It could be that older folks are also the target market for low-tech, decidedly non-digital, slide-in photo albums, although California-based Pioneer Photo Albums believes that these one-time staples of pharmacies and supermarkets may actually have wider appeal.
Championing their apparent return to the mainstream, Sales Manager Roger Cortright said: "We saw sales of albums level off a few years ago when everyone went digital. Now they're climbing back up as people realise they want to look at their pictures without having to struggle to find them on their phone first. The revived popularity of instant cameras has also helped."
With many such albums sure to be chockful of pet portraits, that's probably proof enough that PetPail – a Utah-based trader in cat- and dog-friendly travel feeders – can be sure of finding a veritable army of would-be purchasers.
Explaining the rationale behind his range, company Founder Rolane Grinnell said: "We have lunch boxes, so why don't we also have lunch boxes for our pets? For my part, I travel with my shih tzus and my car was always a mess, so I wanted to create something that could change all that."
Grinnell's solution was to design a portable pet feeding system that incorporates sealable meal packs, water dishes, coolants, waste bags, a shoulder strap and a spife – a cross between a spoon and a knife – to scoop out the food. Apparently, his dogs took to it so well that he now even uses it at home.
Definitely better suited to out-and-about use was a range of sunglasses – many in unusual configurations or fashioned from novel materials – showcased at the event by California's TH Sunglass Corporation. Commenting on the styles that were selling well in 2018, Sales Manager Julie Yan said: "This year, everything is very flashy. Oversized retro and highly decorated frames are very popular, as are light tints, glitter frames and ocean lenses. Round lenses and aviator shapes also show no signs of going away any time soon."
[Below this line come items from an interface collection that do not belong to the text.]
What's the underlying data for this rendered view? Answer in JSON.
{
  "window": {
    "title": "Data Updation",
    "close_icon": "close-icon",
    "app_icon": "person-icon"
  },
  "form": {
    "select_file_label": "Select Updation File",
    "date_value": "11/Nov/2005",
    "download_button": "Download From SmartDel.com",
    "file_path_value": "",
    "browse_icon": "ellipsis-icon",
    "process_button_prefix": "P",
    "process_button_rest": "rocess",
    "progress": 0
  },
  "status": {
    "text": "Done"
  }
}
In any typically bright US summer, it would be folly for any sporter of sunglasses to venture out without an accompanying hat, which is pretty much where Capsmith, a Florida-based headwear manufacturer, slides into the mix. According to Dan Smith, the company's President, many perennial design favourites – including beer, truckers and college-affiliated – remain very much in demand, as do caps that make clear the wearer's views on the ongoing right to bear arms debate.
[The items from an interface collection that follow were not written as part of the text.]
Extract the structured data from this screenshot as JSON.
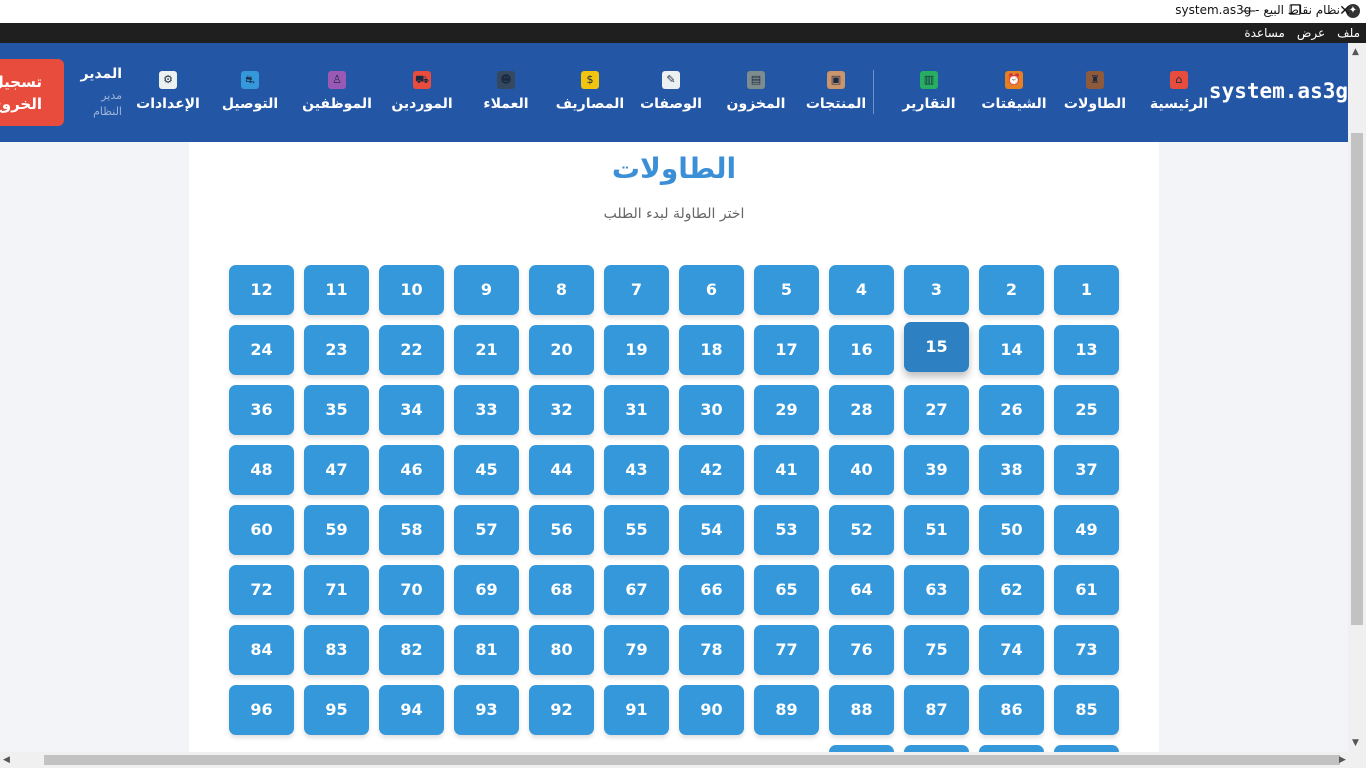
{
  "window": {
    "title": "نظام نقاط البيع - system.as3g",
    "buttons": [
      {
        "name": "minimize-button",
        "glyph": "—"
      },
      {
        "name": "restore-button",
        "glyph": "❐"
      },
      {
        "name": "close-button",
        "glyph": "✕"
      }
    ]
  },
  "menubar": {
    "items": [
      "ملف",
      "عرض",
      "مساعدة"
    ]
  },
  "header": {
    "brand": "system.as3g",
    "nav": [
      {
        "label": "الرئيسية",
        "icon": "home-icon",
        "glyph": "⌂",
        "color": "#e74c3c"
      },
      {
        "label": "الطاولات",
        "icon": "chair-icon",
        "glyph": "♜",
        "color": "#8e5a3a"
      },
      {
        "label": "الشيفتات",
        "icon": "alarm-clock-icon",
        "glyph": "⏰",
        "color": "#e67e22"
      },
      {
        "label": "التقارير",
        "icon": "bar-chart-icon",
        "glyph": "▥",
        "color": "#27ae60"
      },
      {
        "label": "المنتجات",
        "icon": "package-icon",
        "glyph": "▣",
        "color": "#c8956c"
      },
      {
        "label": "المخزون",
        "icon": "cash-register-icon",
        "glyph": "▤",
        "color": "#7f8c8d"
      },
      {
        "label": "الوصفات",
        "icon": "memo-icon",
        "glyph": "✎",
        "color": "#ecf0f1"
      },
      {
        "label": "المصاريف",
        "icon": "money-bag-icon",
        "glyph": "$",
        "color": "#f1c40f"
      },
      {
        "label": "العملاء",
        "icon": "users-icon",
        "glyph": "☻",
        "color": "#34495e"
      },
      {
        "label": "الموردين",
        "icon": "truck-icon",
        "glyph": "⛟",
        "color": "#e74c3c"
      },
      {
        "label": "الموظفين",
        "icon": "employee-icon",
        "glyph": "♙",
        "color": "#9b59b6"
      },
      {
        "label": "التوصيل",
        "icon": "delivery-scooter-icon",
        "glyph": "⛐",
        "color": "#3498db"
      },
      {
        "label": "الإعدادات",
        "icon": "gear-icon",
        "glyph": "⚙",
        "color": "#ecf0f1"
      }
    ],
    "user": {
      "name": "المدير",
      "role": "مدير النظام"
    },
    "logout_label": "تسجيل الخروج"
  },
  "main": {
    "title": "الطاولات",
    "subtitle": "اختر الطاولة لبدء الطلب",
    "active_table": 15,
    "tables": [
      1,
      2,
      3,
      4,
      5,
      6,
      7,
      8,
      9,
      10,
      11,
      12,
      13,
      14,
      15,
      16,
      17,
      18,
      19,
      20,
      21,
      22,
      23,
      24,
      25,
      26,
      27,
      28,
      29,
      30,
      31,
      32,
      33,
      34,
      35,
      36,
      37,
      38,
      39,
      40,
      41,
      42,
      43,
      44,
      45,
      46,
      47,
      48,
      49,
      50,
      51,
      52,
      53,
      54,
      55,
      56,
      57,
      58,
      59,
      60,
      61,
      62,
      63,
      64,
      65,
      66,
      67,
      68,
      69,
      70,
      71,
      72,
      73,
      74,
      75,
      76,
      77,
      78,
      79,
      80,
      81,
      82,
      83,
      84,
      85,
      86,
      87,
      88,
      89,
      90,
      91,
      92,
      93,
      94,
      95,
      96
    ]
  },
  "colors": {
    "header_bg": "#2456a6",
    "table_button": "#3498db",
    "table_active": "#2d80c1",
    "title": "#3a8fd6",
    "logout": "#e74c3c"
  }
}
Predicting a few of the upcoming trends, he said: "We are constantly working on new fits to cater to different style needs, such as deep-fit crowns and bill structures. We are also seeing a renewed focus on classic caps that fit just right.
"Overall, pastels are still on-trend, especially mint and melon for women. For men, though, we have seen a return to more classic and traditional looks, with a particular focus on textures and patches. Tweeds, pinstripes and oil cloth are also getting increased traction this year."
Alongside wearable accessories, drinkware is also providing something of a channel for self-expression. Looking to capitalise on the current craze for creative carafes, California wholesaler Bewaltz had on offer a wide range of reusable water bottles, travel tumblers and mugs.
Commenting on styles currently most in demand, Account Director Jessica Luo said: "Ice-cream and unicorn tumblers have been doing very well, especially among the younger demographic, as has our Forest collection, which features delicate animals and plants in glass half-dome lids."
ASD Market Week Spring 2018 took place from 11-14 March at the Las Vegas Convention Center.
Anna Huddleston, Special Correspondent, Las Vegas